Advocates for immigrants and the poor packed City Hall on Monday to ask the City Council not to cut emergency aid that goes to certain immigrant groups. The pleas came during a public hearing on the city’s proposed budget for next year.

The council on Monday unanimously approved sending the $102.8 million school budget to a citywide referendum on May 12. But councilors have yet to make a final decision on the municipal budget proposal, which includes scaling back general assistance eligibility, in line with Gov. Paul LePage’s proposal to cut aid to certain immigrants, most seeking asylum.

The state has already pulled its share of the aid this year, but the city has been covering the cost, expected to be about $4.6 million.

It would cost about $5.7 million if the city covers it next year. LePage’s budget contains a proposal to change the state statute, while an administrative rule change to do the same is being challenged by Portland, Westbrook and the Maine Municipal Association.

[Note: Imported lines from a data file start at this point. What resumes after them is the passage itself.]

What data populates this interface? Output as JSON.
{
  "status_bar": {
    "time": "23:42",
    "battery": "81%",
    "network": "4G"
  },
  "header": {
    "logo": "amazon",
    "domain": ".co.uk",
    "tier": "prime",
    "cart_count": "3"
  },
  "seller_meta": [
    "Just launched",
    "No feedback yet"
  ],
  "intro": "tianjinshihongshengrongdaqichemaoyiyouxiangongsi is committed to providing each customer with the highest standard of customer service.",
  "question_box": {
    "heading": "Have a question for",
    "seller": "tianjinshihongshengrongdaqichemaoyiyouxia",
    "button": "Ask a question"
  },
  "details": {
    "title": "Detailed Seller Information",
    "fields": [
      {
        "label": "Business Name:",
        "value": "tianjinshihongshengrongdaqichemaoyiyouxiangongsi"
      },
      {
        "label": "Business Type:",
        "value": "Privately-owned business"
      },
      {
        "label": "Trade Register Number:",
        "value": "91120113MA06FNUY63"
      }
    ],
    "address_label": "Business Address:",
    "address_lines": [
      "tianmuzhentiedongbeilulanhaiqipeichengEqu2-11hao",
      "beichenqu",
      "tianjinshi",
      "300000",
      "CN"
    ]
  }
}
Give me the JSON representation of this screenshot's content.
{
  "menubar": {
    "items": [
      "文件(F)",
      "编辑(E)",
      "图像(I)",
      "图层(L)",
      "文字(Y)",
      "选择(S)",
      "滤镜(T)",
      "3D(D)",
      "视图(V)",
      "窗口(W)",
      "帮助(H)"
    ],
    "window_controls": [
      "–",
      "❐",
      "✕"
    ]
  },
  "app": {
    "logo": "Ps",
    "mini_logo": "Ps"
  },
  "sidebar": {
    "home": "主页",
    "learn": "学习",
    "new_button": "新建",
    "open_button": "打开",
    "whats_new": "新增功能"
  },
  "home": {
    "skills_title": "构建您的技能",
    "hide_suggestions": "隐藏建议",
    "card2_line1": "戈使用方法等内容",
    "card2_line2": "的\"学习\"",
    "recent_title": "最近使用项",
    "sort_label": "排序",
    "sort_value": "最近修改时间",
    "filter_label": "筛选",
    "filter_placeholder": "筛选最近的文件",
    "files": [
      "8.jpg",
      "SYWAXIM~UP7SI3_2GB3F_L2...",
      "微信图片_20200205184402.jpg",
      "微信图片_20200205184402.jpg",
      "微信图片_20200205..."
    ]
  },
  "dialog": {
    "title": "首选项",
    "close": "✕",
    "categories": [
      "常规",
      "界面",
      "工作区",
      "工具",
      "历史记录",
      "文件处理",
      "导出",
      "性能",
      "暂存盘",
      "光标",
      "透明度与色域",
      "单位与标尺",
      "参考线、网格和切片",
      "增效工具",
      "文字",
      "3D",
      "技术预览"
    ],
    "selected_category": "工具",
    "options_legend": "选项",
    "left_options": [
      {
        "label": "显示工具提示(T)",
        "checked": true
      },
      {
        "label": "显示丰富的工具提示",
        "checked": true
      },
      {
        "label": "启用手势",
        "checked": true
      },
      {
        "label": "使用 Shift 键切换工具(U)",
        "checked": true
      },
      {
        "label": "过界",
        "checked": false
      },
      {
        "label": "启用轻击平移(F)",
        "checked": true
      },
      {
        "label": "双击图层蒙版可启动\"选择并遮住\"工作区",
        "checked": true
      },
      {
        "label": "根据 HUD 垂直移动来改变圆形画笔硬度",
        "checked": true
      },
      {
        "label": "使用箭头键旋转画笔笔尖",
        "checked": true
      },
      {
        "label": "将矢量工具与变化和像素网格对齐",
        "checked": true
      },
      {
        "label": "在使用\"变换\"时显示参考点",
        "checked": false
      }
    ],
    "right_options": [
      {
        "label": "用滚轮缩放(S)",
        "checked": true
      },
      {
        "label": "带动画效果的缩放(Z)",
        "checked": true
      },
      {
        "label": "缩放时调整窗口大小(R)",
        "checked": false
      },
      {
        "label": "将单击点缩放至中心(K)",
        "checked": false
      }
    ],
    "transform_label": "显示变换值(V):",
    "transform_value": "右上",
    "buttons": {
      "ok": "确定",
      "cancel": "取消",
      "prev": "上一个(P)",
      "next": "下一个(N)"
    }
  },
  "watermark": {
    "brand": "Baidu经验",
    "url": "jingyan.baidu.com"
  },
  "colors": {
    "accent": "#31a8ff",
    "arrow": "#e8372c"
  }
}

LePage has said the state’s general assistance money should be used to help needy Mainers first and that the change he is proposing is consistent with federal law.

If the council approves a budget including stricter eligibility standards, more than 400 Portland families totaling more than 900 people could lose aid for housing, food and medicine.

“I’m really concerned about the human aspect of people being thrown out of their apartments,” said Alain Nahimana, of the Maine Immigrants’ rights coalition. “We are seeing ahead of us some human drama.”

Nearly everyone at the hearing agreed that asylum seekers should receive temporary aid until they receive their federal work permits – which takes at least 150 days.

But views differed about what to do while awaiting the fate of the governor’s proposal.

Ron Kreisman, a lawyer who has worked on immigrant issues, argued that the city will hand LePage a political victory if it approves a budget that eliminates aid to asylum seekers. “I don’t understand from the purely tactical point of view why you would possibly give this gift to this governor at this moment,” Kreisman said.

But Councilor Jill Duson said that if the city continues to cover services for asylum seekers, the Legislature will be more likely to approve LePage’s proposal.

“My message is Portland cannot cover by fiat 80 percent of the cost of general assistance and shelter services,” Duson said. “My message to my colleagues in the state Legislature is there are real consequences to the people of Portland if they pass that budget.”

The council is expected to vote on its municipal budget May 18.